Professor Stephen Hawking’s nurse has been struck off for failures over his care and financial misconduct.
Patricia Dowdy, 61, who worked for the renowned scientist for 15 years, was handed an interim suspension in 2016, it emerged at the weekend.
The Nursing and Midwifery Council (NMC) has now found she did not “provide the standards of good, professional care we expect and Professor Hawking deserved”.
Mrs Dowdy told The Mail on Sunday she was upset and did not want to comment.
The NMC made its decision to remove Mrs Dowdy, from Ipswich, from the nursing register at a private hearing in London.
A fitness to practise panel said Mrs Dowdy’s behaviour amounted to financial misconduct, dishonesty, not providing appropriate care, failing to cooperate with the NMC and not having the correct qualifications.
Matthew McClelland, director of fitness to practise, said: “As the public rightly expects, in serious cases such as this – where a nurse has failed in their duty of care and has not been able to give evidence to the panel that they have learned from their mistakes and be fit to practise – we will take action.
“We have remained in close contact with the Hawking family throughout this case and I am grateful to them – as they approach the anniversary of Professor Hawking’s death – and others for sharing their concerns with us.
- Hawking treasures auctioned for £1.8m
- Hawking’s PhD expected to sell for £100k
- Stars turn out for Hawking memorial

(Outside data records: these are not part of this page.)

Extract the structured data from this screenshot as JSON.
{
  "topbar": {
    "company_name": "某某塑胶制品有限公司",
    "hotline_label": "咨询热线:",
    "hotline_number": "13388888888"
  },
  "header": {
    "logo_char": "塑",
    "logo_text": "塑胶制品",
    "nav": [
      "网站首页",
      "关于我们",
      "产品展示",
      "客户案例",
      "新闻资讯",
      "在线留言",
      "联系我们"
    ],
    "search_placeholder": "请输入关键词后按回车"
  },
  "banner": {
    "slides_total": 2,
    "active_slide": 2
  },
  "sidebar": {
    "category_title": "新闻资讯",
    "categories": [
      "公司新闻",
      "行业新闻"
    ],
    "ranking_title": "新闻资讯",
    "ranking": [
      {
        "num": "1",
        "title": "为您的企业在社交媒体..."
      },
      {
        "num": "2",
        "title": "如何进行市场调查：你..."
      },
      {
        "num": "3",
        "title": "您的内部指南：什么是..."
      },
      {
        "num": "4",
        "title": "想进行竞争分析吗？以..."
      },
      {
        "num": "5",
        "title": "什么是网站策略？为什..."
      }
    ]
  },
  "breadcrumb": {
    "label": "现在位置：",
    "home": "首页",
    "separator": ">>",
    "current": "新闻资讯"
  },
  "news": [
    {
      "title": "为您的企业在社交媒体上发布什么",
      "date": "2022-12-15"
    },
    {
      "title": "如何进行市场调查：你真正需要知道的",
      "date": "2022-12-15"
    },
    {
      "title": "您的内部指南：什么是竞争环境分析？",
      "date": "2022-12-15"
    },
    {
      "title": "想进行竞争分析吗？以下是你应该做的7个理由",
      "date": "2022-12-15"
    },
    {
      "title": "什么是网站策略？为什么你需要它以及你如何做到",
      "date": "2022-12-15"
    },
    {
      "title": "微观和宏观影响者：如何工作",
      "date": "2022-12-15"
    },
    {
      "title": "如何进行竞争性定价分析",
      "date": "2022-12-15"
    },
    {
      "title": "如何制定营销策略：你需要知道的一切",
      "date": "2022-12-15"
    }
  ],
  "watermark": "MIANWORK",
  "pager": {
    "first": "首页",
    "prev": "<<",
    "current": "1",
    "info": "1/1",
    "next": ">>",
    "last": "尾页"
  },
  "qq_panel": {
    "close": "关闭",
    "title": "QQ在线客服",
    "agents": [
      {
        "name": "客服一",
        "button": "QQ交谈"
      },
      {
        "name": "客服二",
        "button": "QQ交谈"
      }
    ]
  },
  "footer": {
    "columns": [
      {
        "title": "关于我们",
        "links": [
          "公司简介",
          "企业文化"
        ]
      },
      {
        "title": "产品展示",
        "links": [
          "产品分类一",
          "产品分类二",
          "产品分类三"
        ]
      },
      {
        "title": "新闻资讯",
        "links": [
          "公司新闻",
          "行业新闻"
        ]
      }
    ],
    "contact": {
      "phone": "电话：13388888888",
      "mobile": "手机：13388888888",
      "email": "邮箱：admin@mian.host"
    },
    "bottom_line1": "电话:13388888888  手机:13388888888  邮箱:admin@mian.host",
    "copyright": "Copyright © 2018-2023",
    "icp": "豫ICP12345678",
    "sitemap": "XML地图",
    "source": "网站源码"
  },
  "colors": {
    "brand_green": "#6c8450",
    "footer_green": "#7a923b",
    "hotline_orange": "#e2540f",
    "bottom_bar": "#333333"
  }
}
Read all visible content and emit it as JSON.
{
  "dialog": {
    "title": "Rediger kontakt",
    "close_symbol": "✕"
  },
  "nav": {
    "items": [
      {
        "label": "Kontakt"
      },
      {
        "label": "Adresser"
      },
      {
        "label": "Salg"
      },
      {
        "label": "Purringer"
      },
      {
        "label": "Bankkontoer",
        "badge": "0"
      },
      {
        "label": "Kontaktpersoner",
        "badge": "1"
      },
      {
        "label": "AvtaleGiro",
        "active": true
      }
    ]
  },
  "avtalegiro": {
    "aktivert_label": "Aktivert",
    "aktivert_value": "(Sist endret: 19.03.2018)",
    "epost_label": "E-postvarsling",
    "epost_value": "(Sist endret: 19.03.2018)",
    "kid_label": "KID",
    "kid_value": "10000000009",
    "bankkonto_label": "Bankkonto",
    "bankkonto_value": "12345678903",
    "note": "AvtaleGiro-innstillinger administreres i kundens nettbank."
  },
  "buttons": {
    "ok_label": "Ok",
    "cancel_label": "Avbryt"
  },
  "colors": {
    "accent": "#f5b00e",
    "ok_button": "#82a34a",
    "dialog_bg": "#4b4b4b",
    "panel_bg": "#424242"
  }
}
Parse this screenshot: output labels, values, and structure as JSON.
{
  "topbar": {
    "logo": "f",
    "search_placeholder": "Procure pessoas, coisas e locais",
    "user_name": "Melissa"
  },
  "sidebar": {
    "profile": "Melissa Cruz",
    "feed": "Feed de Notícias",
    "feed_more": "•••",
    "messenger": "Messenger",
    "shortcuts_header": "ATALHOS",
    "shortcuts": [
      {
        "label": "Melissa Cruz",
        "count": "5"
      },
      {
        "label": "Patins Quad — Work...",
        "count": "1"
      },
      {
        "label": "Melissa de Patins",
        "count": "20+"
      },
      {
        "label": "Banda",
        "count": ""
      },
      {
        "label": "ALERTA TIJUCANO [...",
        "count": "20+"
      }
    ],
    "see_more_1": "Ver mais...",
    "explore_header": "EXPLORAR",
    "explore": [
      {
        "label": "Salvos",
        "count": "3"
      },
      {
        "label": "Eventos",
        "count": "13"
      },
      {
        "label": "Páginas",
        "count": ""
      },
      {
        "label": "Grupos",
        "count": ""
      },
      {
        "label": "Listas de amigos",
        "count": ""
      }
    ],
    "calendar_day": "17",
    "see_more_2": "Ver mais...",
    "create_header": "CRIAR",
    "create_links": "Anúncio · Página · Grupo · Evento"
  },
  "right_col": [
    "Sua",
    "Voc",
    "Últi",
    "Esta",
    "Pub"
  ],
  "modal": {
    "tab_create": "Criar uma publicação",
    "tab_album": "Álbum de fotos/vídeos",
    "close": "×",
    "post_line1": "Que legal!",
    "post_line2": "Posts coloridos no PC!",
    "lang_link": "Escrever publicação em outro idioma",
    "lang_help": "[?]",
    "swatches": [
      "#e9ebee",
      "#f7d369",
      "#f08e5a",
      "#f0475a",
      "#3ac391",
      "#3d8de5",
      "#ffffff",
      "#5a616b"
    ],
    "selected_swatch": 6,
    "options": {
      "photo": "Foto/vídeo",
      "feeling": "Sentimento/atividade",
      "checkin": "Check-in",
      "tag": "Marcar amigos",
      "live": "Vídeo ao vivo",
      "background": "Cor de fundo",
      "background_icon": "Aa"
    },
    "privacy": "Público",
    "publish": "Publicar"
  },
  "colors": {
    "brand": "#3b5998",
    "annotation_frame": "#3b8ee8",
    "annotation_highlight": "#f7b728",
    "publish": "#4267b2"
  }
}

A family spokesman said Prof Hawking’s family was “relieved this traumatic ordeal has now concluded and that as a result of the verdict, others will not have to go through what they suffered from this individual”.
“They want to thank the NMC for their thorough investigation,” he added.
Prof Hawking died at his home in Cambridge in March last year aged 76 having lived with motor neurone disease for more than 50 years.